▶ Exercise instructions:
What lines in the records below mention "TestProj"? List them all.

▶ Data excerpts:

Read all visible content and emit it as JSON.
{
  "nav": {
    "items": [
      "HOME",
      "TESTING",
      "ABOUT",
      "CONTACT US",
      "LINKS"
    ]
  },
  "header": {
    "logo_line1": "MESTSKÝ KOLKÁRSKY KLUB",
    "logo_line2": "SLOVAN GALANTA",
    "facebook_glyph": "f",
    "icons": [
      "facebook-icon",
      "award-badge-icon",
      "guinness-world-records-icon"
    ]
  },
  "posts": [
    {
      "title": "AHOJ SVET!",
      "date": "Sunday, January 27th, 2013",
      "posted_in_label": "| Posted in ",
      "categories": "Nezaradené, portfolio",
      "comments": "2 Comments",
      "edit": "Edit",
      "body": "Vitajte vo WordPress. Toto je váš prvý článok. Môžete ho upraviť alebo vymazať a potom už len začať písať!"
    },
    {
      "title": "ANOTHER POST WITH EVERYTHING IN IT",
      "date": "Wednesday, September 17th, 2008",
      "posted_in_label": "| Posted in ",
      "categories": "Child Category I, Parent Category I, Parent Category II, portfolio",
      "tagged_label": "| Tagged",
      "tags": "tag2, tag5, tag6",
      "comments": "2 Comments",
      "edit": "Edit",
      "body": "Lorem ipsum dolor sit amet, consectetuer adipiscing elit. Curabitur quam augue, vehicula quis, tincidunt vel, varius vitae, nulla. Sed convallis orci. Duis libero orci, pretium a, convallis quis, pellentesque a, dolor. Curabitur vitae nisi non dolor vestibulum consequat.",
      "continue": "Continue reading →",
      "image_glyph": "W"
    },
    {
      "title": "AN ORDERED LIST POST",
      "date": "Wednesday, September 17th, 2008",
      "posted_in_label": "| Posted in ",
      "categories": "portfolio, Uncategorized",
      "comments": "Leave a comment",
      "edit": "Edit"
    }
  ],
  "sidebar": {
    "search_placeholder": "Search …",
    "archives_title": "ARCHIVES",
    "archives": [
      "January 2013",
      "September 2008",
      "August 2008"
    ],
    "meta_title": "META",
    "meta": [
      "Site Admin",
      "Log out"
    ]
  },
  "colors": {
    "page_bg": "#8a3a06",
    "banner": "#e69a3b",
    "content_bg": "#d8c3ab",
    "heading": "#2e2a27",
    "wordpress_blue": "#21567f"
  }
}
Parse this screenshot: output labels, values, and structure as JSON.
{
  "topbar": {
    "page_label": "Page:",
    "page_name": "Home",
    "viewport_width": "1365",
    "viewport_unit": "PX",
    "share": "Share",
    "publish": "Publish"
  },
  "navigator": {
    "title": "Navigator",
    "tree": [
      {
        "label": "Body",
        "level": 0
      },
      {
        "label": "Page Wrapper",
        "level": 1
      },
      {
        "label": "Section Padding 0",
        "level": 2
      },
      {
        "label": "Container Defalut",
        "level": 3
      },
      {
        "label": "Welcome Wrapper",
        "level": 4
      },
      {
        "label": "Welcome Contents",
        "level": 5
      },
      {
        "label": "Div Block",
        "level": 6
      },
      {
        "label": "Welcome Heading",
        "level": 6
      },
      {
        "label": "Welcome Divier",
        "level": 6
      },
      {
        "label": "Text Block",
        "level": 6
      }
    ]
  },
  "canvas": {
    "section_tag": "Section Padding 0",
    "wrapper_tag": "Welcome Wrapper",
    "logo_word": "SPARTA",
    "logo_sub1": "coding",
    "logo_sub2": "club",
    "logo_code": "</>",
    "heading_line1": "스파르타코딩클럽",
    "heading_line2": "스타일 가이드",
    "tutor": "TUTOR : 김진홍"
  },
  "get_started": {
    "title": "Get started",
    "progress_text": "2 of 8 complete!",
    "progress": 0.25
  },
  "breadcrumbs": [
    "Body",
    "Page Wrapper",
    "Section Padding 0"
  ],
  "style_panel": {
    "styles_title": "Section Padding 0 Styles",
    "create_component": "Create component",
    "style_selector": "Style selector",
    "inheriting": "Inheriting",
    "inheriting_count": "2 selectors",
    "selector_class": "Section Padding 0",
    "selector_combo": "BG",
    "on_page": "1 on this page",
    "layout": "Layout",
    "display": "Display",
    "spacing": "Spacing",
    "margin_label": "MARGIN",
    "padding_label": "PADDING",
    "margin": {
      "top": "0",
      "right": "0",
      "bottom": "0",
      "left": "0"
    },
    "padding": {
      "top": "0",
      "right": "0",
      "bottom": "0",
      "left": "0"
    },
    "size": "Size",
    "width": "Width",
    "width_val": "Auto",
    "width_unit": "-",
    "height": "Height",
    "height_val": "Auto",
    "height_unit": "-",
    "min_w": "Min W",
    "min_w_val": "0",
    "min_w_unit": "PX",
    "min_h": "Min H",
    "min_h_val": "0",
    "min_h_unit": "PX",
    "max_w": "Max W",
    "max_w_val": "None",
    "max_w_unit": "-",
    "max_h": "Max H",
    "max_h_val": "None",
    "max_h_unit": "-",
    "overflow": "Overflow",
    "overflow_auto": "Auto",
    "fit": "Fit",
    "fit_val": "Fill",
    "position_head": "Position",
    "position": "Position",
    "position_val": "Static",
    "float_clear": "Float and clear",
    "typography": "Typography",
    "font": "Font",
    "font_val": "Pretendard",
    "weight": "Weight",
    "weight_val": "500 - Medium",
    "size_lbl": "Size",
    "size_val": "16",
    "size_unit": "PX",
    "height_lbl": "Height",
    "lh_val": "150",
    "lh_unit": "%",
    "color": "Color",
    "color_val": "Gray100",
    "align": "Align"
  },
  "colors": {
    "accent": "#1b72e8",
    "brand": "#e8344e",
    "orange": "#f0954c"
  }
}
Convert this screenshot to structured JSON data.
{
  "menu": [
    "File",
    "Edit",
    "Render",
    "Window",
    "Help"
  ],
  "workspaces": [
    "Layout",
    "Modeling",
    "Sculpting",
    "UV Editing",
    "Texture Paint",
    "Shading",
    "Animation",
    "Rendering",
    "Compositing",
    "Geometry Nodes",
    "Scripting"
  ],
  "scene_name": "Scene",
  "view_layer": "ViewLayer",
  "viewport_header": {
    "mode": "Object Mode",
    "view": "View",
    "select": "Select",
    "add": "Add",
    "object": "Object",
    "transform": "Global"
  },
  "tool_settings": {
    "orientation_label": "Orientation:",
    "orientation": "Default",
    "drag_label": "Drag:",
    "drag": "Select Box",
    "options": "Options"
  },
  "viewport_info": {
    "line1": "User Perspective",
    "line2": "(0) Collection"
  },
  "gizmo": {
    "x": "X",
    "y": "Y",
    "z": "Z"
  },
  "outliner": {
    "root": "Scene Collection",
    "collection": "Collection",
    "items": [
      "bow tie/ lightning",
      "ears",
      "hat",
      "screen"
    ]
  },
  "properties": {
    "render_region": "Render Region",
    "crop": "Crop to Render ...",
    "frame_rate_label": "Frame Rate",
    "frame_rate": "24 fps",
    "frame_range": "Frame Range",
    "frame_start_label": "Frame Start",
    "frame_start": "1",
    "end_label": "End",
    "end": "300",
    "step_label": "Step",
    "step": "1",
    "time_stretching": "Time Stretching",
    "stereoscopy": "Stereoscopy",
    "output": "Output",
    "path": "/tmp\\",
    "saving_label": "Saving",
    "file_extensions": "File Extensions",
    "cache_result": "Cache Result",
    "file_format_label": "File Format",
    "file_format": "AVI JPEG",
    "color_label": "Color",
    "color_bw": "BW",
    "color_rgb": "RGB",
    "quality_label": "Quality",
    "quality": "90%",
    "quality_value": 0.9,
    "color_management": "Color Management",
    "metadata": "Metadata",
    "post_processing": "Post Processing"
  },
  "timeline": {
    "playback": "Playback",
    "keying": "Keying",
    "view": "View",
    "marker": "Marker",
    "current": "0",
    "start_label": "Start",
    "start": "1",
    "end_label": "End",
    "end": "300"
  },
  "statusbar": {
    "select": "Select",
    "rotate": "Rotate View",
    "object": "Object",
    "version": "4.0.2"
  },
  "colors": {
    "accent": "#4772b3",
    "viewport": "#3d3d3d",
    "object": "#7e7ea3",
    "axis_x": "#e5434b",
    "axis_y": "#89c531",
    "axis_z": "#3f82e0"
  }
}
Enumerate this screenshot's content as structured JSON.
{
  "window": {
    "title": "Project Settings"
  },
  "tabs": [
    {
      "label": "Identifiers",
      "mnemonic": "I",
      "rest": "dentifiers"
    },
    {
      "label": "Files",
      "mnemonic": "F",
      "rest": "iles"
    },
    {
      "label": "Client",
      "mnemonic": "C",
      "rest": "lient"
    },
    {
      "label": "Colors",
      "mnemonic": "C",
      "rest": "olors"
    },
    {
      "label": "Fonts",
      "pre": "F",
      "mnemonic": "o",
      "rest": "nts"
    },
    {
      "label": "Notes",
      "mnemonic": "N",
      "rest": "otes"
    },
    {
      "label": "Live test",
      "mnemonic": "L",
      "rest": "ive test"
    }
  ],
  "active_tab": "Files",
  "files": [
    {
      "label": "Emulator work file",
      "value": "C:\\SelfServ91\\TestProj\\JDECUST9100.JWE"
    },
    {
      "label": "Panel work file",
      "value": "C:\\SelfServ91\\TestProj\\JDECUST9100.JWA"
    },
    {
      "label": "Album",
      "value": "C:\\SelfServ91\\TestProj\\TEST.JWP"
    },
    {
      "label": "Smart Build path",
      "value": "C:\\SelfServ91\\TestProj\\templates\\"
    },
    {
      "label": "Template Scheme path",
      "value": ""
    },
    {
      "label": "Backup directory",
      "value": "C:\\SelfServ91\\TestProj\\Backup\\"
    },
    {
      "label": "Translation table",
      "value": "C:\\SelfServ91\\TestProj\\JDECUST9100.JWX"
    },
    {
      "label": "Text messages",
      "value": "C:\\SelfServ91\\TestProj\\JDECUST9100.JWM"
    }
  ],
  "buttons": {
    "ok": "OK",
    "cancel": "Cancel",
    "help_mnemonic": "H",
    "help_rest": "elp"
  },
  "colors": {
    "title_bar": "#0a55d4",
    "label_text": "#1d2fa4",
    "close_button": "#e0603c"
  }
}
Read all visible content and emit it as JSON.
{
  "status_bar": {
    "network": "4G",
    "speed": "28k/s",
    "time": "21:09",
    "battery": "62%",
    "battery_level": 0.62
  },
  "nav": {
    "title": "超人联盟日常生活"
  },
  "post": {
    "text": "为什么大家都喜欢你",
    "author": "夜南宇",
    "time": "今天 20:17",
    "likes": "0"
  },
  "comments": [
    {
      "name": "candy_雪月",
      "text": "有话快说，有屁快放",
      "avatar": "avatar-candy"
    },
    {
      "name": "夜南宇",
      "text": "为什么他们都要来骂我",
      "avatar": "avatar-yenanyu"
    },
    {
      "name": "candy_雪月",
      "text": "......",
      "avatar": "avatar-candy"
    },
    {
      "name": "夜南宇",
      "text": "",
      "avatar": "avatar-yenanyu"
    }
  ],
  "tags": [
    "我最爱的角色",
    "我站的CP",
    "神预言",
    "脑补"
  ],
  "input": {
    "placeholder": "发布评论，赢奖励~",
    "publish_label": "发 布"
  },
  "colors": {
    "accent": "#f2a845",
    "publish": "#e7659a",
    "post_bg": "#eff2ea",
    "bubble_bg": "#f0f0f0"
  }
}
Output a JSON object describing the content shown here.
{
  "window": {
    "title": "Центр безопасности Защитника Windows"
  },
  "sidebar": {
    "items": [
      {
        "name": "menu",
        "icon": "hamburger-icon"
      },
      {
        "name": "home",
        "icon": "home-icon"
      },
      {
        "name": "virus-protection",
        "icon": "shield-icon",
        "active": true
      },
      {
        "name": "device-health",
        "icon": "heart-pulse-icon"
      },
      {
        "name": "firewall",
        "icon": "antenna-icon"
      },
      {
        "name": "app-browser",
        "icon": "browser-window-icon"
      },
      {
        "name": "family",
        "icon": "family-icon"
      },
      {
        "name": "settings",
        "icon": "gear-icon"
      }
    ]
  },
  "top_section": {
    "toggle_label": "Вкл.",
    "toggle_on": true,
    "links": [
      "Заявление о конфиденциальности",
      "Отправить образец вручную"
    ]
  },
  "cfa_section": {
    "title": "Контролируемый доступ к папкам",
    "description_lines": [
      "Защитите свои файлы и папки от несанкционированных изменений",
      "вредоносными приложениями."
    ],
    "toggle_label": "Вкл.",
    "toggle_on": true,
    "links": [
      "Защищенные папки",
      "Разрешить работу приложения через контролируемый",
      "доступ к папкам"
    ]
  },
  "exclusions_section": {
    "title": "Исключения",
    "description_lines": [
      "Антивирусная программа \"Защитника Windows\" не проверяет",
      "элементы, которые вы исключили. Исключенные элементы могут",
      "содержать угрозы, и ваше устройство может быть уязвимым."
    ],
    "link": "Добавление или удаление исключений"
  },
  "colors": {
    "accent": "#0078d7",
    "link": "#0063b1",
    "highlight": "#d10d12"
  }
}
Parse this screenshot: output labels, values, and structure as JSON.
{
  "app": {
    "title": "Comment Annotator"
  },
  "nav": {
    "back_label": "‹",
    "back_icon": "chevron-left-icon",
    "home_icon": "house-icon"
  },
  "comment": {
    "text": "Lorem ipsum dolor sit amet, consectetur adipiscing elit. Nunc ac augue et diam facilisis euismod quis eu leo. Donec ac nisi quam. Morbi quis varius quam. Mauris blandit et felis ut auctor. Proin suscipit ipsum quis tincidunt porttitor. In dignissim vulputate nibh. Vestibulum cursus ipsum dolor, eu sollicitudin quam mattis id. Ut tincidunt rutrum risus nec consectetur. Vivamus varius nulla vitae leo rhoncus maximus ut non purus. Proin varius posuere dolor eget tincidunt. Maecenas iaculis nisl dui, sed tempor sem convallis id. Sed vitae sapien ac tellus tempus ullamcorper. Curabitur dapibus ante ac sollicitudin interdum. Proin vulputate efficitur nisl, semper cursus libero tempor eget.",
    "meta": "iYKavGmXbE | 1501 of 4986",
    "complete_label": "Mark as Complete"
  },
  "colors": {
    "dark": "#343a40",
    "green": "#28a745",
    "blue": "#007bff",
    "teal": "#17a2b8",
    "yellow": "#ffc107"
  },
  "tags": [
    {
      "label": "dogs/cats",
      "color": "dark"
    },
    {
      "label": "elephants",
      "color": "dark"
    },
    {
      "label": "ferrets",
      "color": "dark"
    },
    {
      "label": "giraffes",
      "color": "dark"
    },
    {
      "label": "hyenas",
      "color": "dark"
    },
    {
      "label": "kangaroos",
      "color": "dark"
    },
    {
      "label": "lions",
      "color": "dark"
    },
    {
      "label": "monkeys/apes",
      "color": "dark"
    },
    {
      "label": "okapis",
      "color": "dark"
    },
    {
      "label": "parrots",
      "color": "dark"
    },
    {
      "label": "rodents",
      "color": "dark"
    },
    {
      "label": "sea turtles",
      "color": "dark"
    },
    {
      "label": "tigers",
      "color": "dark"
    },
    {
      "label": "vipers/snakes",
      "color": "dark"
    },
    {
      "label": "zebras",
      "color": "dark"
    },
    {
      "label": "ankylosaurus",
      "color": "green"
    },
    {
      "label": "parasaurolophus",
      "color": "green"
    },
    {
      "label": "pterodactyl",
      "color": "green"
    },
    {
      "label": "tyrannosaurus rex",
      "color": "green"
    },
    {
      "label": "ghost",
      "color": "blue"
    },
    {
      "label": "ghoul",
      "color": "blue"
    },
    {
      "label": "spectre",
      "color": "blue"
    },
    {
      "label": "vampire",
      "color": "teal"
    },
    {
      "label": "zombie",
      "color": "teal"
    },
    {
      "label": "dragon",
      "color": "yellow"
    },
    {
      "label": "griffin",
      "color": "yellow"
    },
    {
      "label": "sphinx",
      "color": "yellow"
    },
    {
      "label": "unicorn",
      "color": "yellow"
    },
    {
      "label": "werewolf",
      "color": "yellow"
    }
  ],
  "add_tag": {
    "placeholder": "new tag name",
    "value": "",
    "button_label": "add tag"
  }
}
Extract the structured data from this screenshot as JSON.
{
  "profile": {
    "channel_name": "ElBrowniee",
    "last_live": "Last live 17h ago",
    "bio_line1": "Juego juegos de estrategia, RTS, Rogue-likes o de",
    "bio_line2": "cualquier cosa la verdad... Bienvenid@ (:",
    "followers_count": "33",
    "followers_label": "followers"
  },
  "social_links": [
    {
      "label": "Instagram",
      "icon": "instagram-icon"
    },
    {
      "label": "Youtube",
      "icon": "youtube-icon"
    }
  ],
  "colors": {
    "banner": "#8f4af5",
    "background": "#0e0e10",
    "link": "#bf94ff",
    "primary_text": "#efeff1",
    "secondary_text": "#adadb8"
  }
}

▶ Reply:
      "value": "C:\\SelfServ91\\TestProj\\JDECUST9100.JWE"
      "value": "C:\\SelfServ91\\TestProj\\JDECUST9100.JWA"
      "value": "C:\\SelfServ91\\TestProj\\TEST.JWP"
      "value": "C:\\SelfServ91\\TestProj\\templates\\"
      "value": "C:\\SelfServ91\\TestProj\\Backup\\"
      "value": "C:\\SelfServ91\\TestProj\\JDECUST9100.JWX"
      "value": "C:\\SelfServ91\\TestProj\\JDECUST9100.JWM"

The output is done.